▶ What is being asked
Omit the pictures while printing every entry below exactly as given.

▶ Dataset records
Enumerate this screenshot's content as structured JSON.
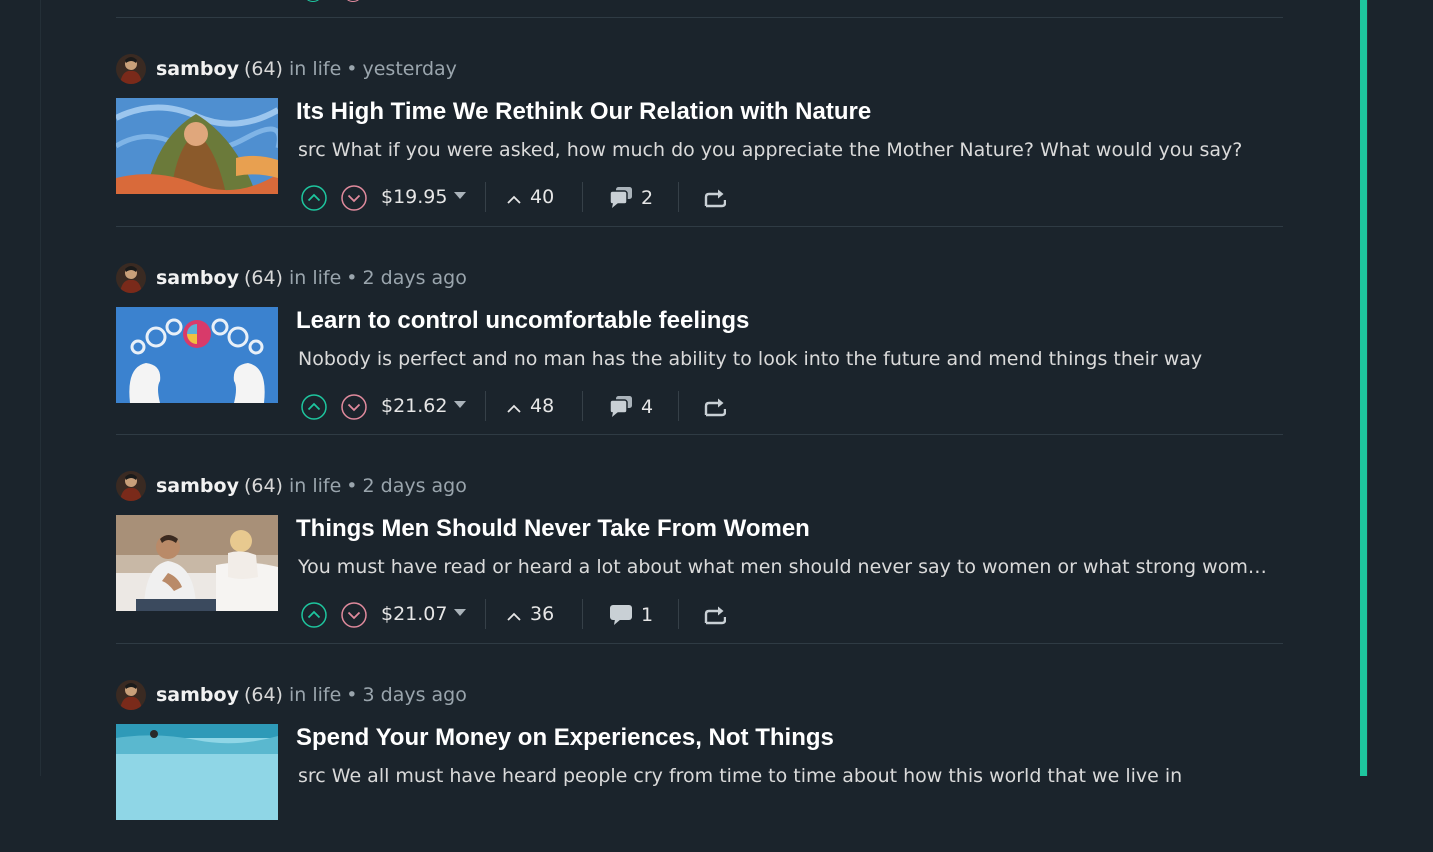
{
  "colors": {
    "background": "#1b242c",
    "accent": "#1ec59e",
    "upvote": "#1ec59e",
    "downvote": "#e08a9d",
    "muted_text": "#9aa5ad",
    "divider": "#2f3b44"
  },
  "icons": {
    "upvote": "chevron-up-circle-icon",
    "downvote": "chevron-down-circle-icon",
    "payout_dropdown": "caret-down-icon",
    "votes": "chevron-up-icon",
    "comments": "speech-bubbles-icon",
    "reblog": "reblog-icon"
  },
  "posts": [
    {
      "author": "samboy",
      "reputation": "(64)",
      "category": "in life",
      "separator": "•",
      "time": "yesterday",
      "title": "Its High Time We Rethink Our Relation with Nature",
      "excerpt": "src What if you were asked, how much do you appreciate the Mother Nature? What would you say?",
      "payout": "$19.95",
      "votes": "40",
      "comments": "2"
    },
    {
      "author": "samboy",
      "reputation": "(64)",
      "category": "in life",
      "separator": "•",
      "time": "2 days ago",
      "title": "Learn to control uncomfortable feelings",
      "excerpt": "Nobody is perfect and no man has the ability to look into the future and mend things their way",
      "payout": "$21.62",
      "votes": "48",
      "comments": "4"
    },
    {
      "author": "samboy",
      "reputation": "(64)",
      "category": "in life",
      "separator": "•",
      "time": "2 days ago",
      "title": "Things Men Should Never Take From Women",
      "excerpt": "You must have read or heard a lot about what men should never say to women or what strong women do",
      "payout": "$21.07",
      "votes": "36",
      "comments": "1"
    },
    {
      "author": "samboy",
      "reputation": "(64)",
      "category": "in life",
      "separator": "•",
      "time": "3 days ago",
      "title": "Spend Your Money on Experiences, Not Things",
      "excerpt": "src We all must have heard people cry from time to time about how this world that we live in"
    }
  ]
}
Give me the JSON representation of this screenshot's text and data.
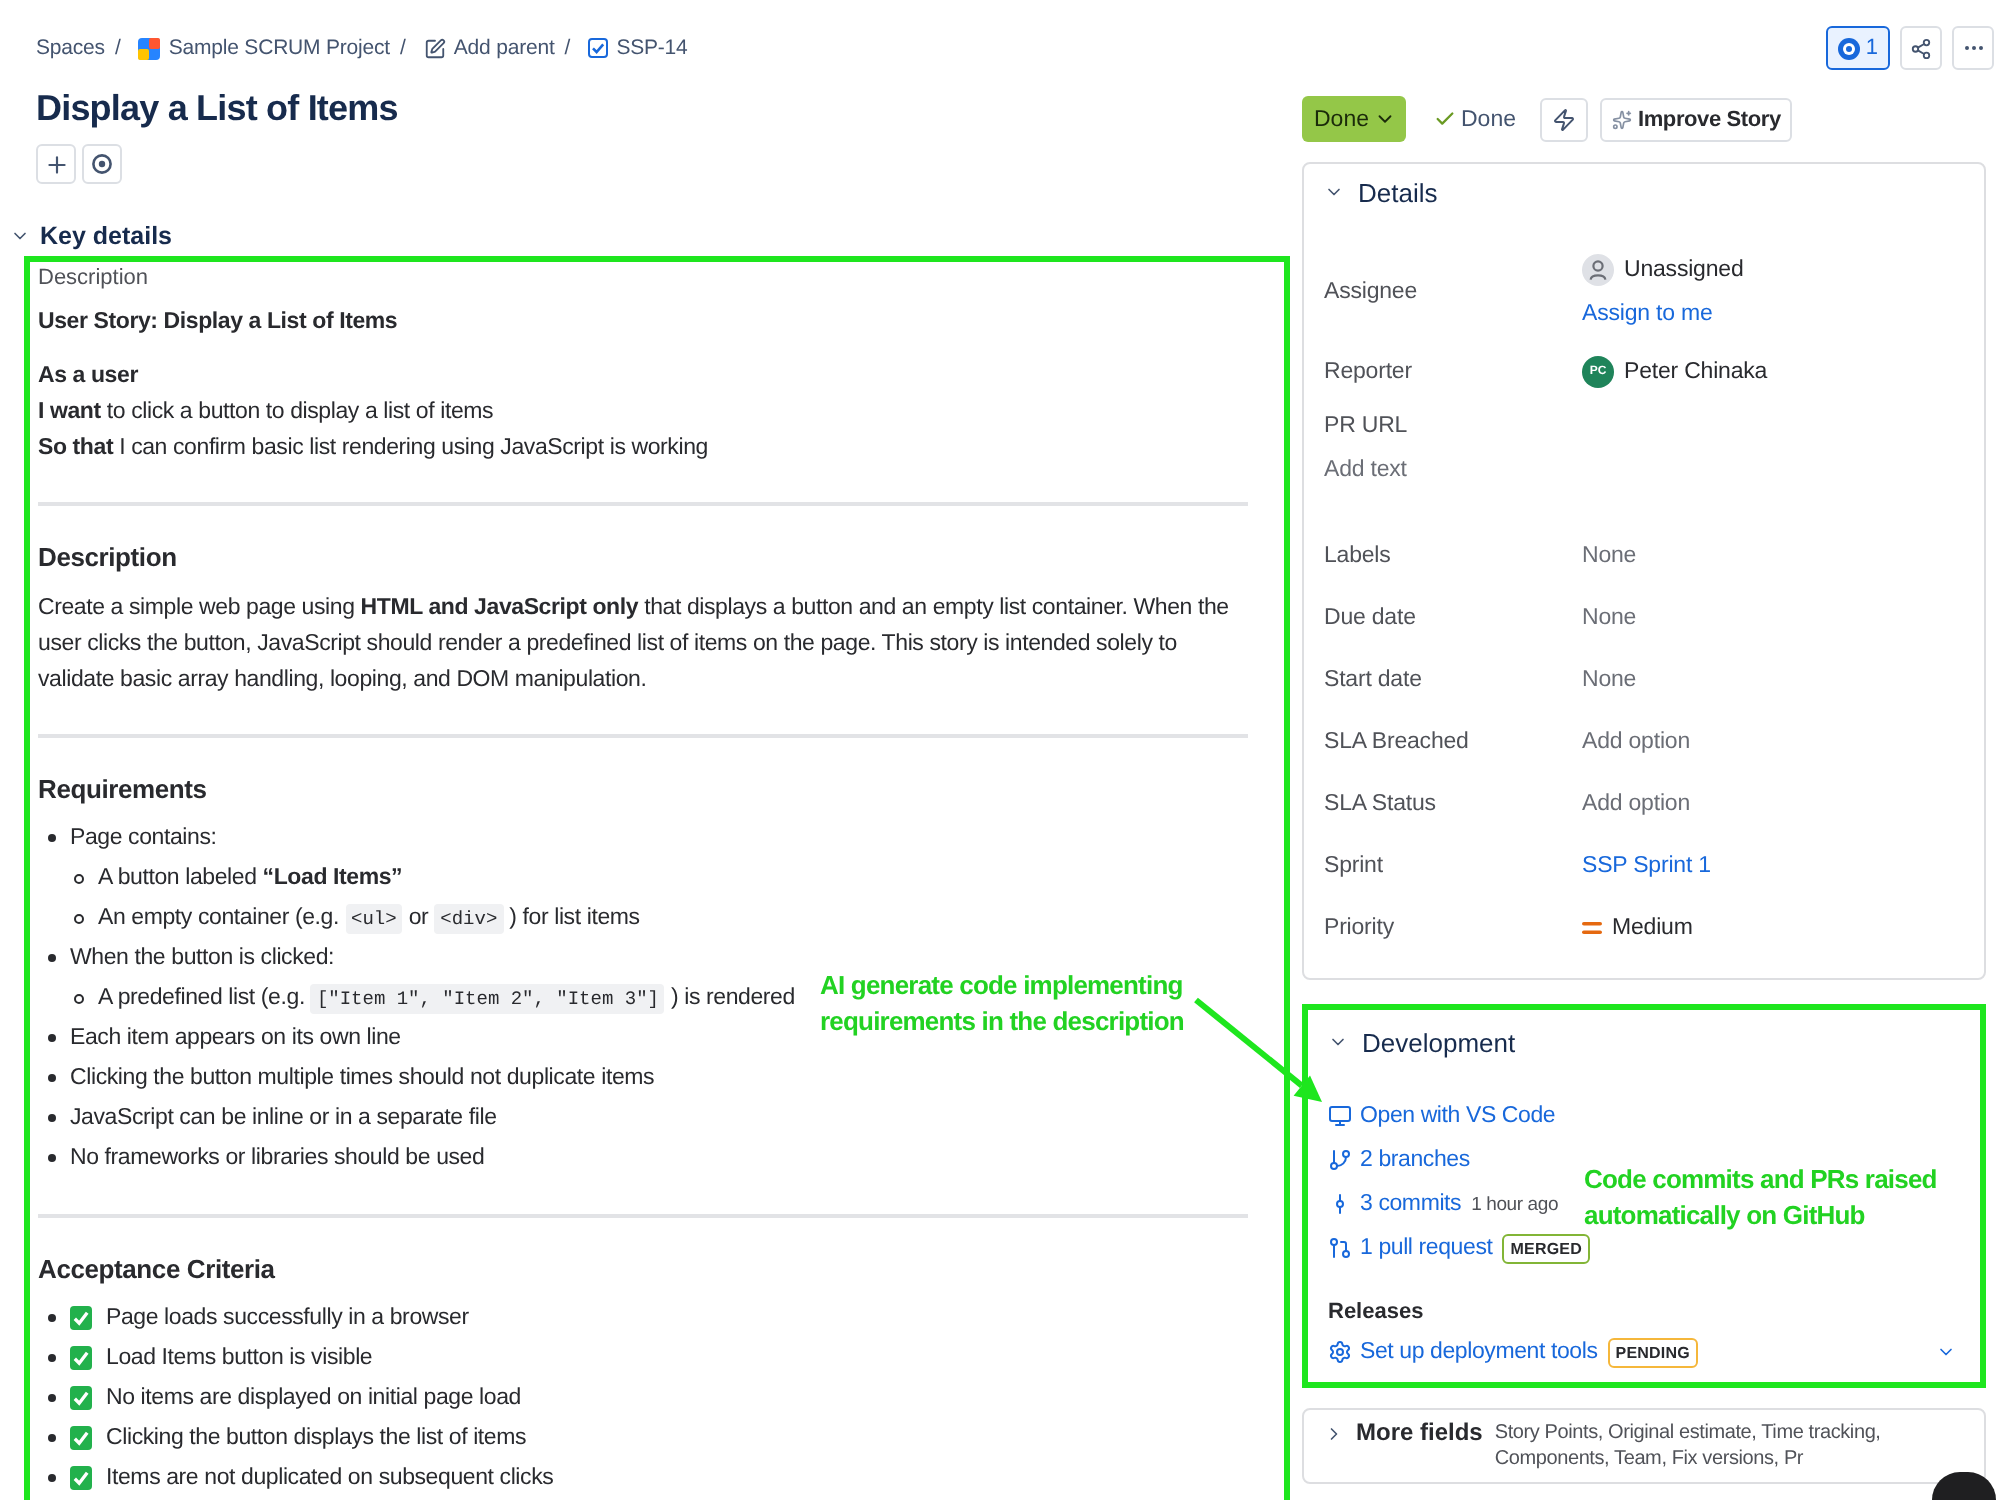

▶ Solution to this exercise
Enumerate this screenshot's content as structured JSON.
{
  "colors": {
    "background": "#1b242c",
    "accent": "#1ec59e",
    "upvote": "#1ec59e",
    "downvote": "#e08a9d",
    "muted_text": "#9aa5ad",
    "divider": "#2f3b44"
  },
  "icons": {
    "upvote": "chevron-up-circle-icon",
    "downvote": "chevron-down-circle-icon",
    "payout_dropdown": "caret-down-icon",
    "votes": "chevron-up-icon",
    "comments": "speech-bubbles-icon",
    "reblog": "reblog-icon"
  },
  "posts": [
    {
      "author": "samboy",
      "reputation": "(64)",
      "category": "in life",
      "separator": "•",
      "time": "yesterday",
      "title": "Its High Time We Rethink Our Relation with Nature",
      "excerpt": "src What if you were asked, how much do you appreciate the Mother Nature? What would you say?",
      "payout": "$19.95",
      "votes": "40",
      "comments": "2"
    },
    {
      "author": "samboy",
      "reputation": "(64)",
      "category": "in life",
      "separator": "•",
      "time": "2 days ago",
      "title": "Learn to control uncomfortable feelings",
      "excerpt": "Nobody is perfect and no man has the ability to look into the future and mend things their way",
      "payout": "$21.62",
      "votes": "48",
      "comments": "4"
    },
    {
      "author": "samboy",
      "reputation": "(64)",
      "category": "in life",
      "separator": "•",
      "time": "2 days ago",
      "title": "Things Men Should Never Take From Women",
      "excerpt": "You must have read or heard a lot about what men should never say to women or what strong women do",
      "payout": "$21.07",
      "votes": "36",
      "comments": "1"
    },
    {
      "author": "samboy",
      "reputation": "(64)",
      "category": "in life",
      "separator": "•",
      "time": "3 days ago",
      "title": "Spend Your Money on Experiences, Not Things",
      "excerpt": "src We all must have heard people cry from time to time about how this world that we live in"
    }
  ]
}
Give me the JSON representation of this screenshot's text and data.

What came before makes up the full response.